How It Happened
by Jason T. Miles
Touch, I keep coming back that word after reading Jason T. Miles newest release How It Happened. A mini comic in the truest sense of the word, risographed and printed on grey paper with purple ink How It Happened revolves around a visit to an artist's studio by a long time fan, but its the fandoms touch that overtakes the work. Miles artwork clashes with itself, varying between heavy brushstrokes creating nearly abstract imagery, to lines inked with precision and care, but the battle these two styles are fighting isn’t over space but rather authorial ownership.
Much like the very cover of the book (that you are holding), human touch, human commodification and the creation of mass art creates a messiness inherent to the object. A risograph comic will have its ink smudged even after its dried. A slight fold by the postman irrevocably changes the book. A spilt drink, a moldy home, a hungry dog, a licked finger all change the physical object in ways the creator could never intend. That is why the front cover is barely recognizable as anything outside of a series of ink splotches, which change context every time you look at them (is that an eye? a flower? a figure?) because the work changes in an infinite number of ways between one breathe and the next.

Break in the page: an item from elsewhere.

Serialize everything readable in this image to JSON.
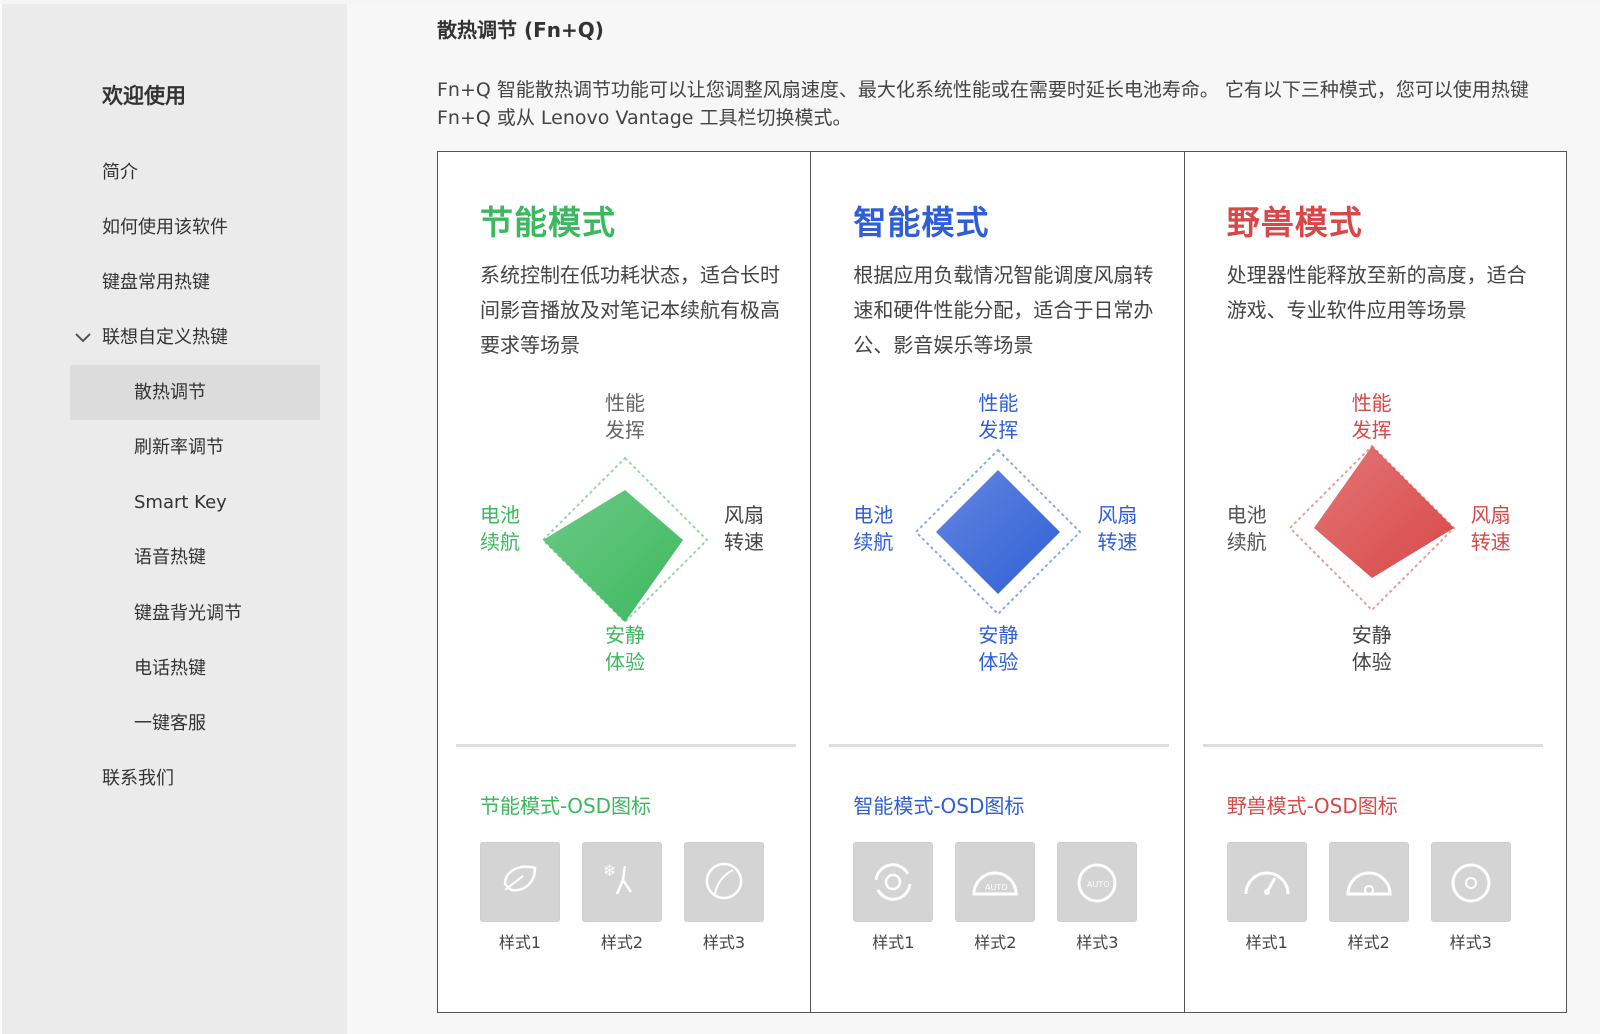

A bookcase filled with leafed over zines has a waviness to its composition. Blotches of ink appear to be placed haphazardly between the lines that create the image of a bookshelf; making a vaporous approximation of a series of book spines placed next to each other. When pulling a random comic off the shelf the grid shifts with every movement of the hand. Nothing is defined. Not even the idea of a book.
Original art, sitting perfectly framed on the author's wall, retains its rigidness of creation because of its classification as “not to touch”. One cannot reproduce an original because it is just that, an original. The Heisenberg Effect posits that once something is observed it is irrevocably changed, the same idea exists with an original and a reproduction, each reproduction, however skillfully done, loses something of the original; it becomes murky with the fingerprints of the other, the other artist, the other photographer, the other machine.
Even the encounter between the fan and the creator becomes murkier with each passing page, as the idealized version of the meeting becomes the actualized, as beer is drank, weed is smoked, zines are flipped through and the end is reached.
It is changed. By touch. By consumption. By life.
You can purchase How It Happened here